What is elastic spring force?

Have you ever stretched or compressed a spring and felt its resistance? Springs possess a unique property of material known as elasticity. When an elastic object, such as a spring, is stretched or compressed, a force is exerted on the stretching or compressing object . This is called elastic spring force, which also makes the object return to its original length.

Mechanism of the dispenser:

From the question, we can tell that using the candy dispenser involves two steps.

Step 1: Placing the candy in the dispenser

Step 2: Removing the head to dispense the candy

If you’ve ever come across a Pez candy dispenser, you’ll undoubtedly recall its playful design, often featuring a cute character or a whimsical head on top. However, the real magic lies in the simple yet fascinating mechanism hidden within. As you slide the head backward, like pulling a tiny lever, something enchanting occurs – a delightful piece of candy pops out from the dispenser. Here’s what is happening.

Suggested answer: The compressed spring X exerts an elastic spring force on the sweets, when it returns to its original length and pushes the sweets upwards.

(c) Next, Mrs Tan changes spring X to spring Y. She observed that the sweet in the dispenser moved a shorter distance. Explain why.

Looking at the graph, spring Y compressed a total distance of 2 units, less than spring X which compressed a total distance of 5 units.

Elasticity and Compressed Distance:

For elastic materials, the more elastic an object is, the longer the distance moved when compressed. A more elastic spring will therefore become shorter when compressed with the same force/weight.

Since spring Y moves a shorter distance than spring X with the same weight, Spring Y is less elastic or stiffer.

Suggested answer: Spring Y is stiffer than X. Therefore, it will be compressed less for the same weight of the sweets. Hence, there is less elastic spring force exerted on the spring and pushes out the sweet with less force.

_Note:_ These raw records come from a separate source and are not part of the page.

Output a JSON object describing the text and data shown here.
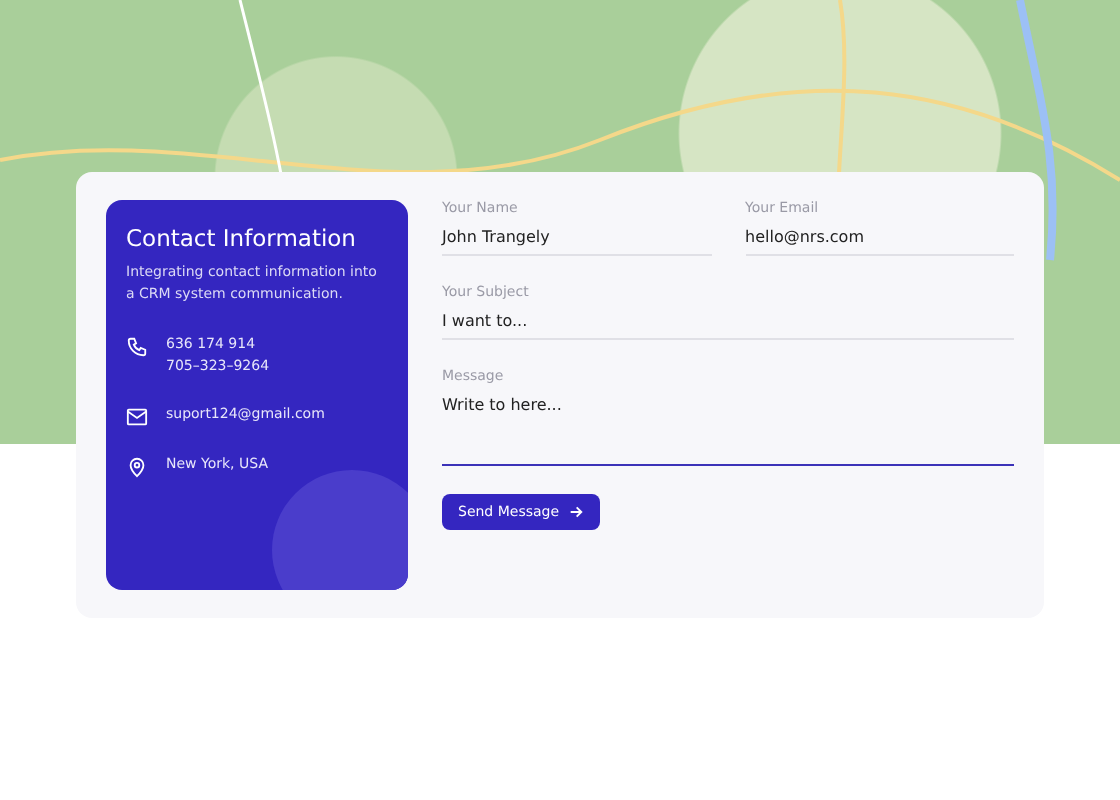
{
  "info": {
    "title": "Contact Information",
    "description": "Integrating contact information into a CRM system communication.",
    "items": [
      {
        "kind": "phone",
        "lines": [
          "636 174 914",
          "705–323–9264"
        ]
      },
      {
        "kind": "email",
        "lines": [
          "suport124@gmail.com"
        ]
      },
      {
        "kind": "location",
        "lines": [
          "New York, USA"
        ]
      }
    ]
  },
  "form": {
    "fields": [
      {
        "label": "Your Name",
        "value": "John Trangely",
        "focused": false
      },
      {
        "label": "Your Email",
        "value": "hello@nrs.com",
        "focused": false
      },
      {
        "label": "Your Subject",
        "value": "I want to...",
        "focused": false
      },
      {
        "label": "Message",
        "value": "Write to here...",
        "focused": true,
        "kind": "textarea"
      }
    ],
    "submit": "Send Message"
  }
}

So, the next time you use a Pez candy dispenser, remember that it’s not just another toy—it’s a clever application of elastic spring force.

Read Also: PSLE Science: Elastic Spring Force Graph